• ABOUT THIS EXERCISE: Which lines below contain "label"? Pull them out.
------------------------------------
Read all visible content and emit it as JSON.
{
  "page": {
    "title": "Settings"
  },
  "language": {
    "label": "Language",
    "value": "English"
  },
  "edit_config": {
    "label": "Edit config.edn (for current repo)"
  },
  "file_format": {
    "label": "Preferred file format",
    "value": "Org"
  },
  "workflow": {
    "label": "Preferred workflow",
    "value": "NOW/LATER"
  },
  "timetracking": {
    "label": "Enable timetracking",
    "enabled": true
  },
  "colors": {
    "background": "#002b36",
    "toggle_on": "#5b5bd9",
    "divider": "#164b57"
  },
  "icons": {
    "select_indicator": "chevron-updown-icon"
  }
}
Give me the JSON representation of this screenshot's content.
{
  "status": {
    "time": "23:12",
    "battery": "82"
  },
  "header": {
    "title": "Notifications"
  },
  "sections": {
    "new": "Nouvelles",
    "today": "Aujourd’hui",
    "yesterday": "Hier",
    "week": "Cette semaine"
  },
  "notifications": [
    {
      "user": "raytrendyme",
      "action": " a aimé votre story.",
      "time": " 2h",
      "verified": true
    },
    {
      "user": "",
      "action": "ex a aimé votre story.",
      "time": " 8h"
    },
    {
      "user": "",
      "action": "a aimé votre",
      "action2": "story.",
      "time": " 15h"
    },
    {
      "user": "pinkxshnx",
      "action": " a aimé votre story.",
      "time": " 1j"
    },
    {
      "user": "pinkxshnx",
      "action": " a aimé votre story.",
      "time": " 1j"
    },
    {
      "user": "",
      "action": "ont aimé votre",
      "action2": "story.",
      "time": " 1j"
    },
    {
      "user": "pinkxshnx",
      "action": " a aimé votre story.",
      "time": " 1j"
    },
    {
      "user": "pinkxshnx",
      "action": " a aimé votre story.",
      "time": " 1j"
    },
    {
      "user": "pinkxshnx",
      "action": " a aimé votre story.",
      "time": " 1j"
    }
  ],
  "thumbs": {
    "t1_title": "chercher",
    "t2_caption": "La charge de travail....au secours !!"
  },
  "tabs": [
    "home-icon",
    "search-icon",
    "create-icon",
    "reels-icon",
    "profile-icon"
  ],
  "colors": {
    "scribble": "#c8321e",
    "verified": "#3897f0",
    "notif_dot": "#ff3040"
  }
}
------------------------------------
• SOLUTION TO THIS TASK:
    "label": "Language",
    "label": "Edit config.edn (for current repo)"
    "label": "Preferred file format",
    "label": "Preferred workflow",
    "label": "Enable timetracking",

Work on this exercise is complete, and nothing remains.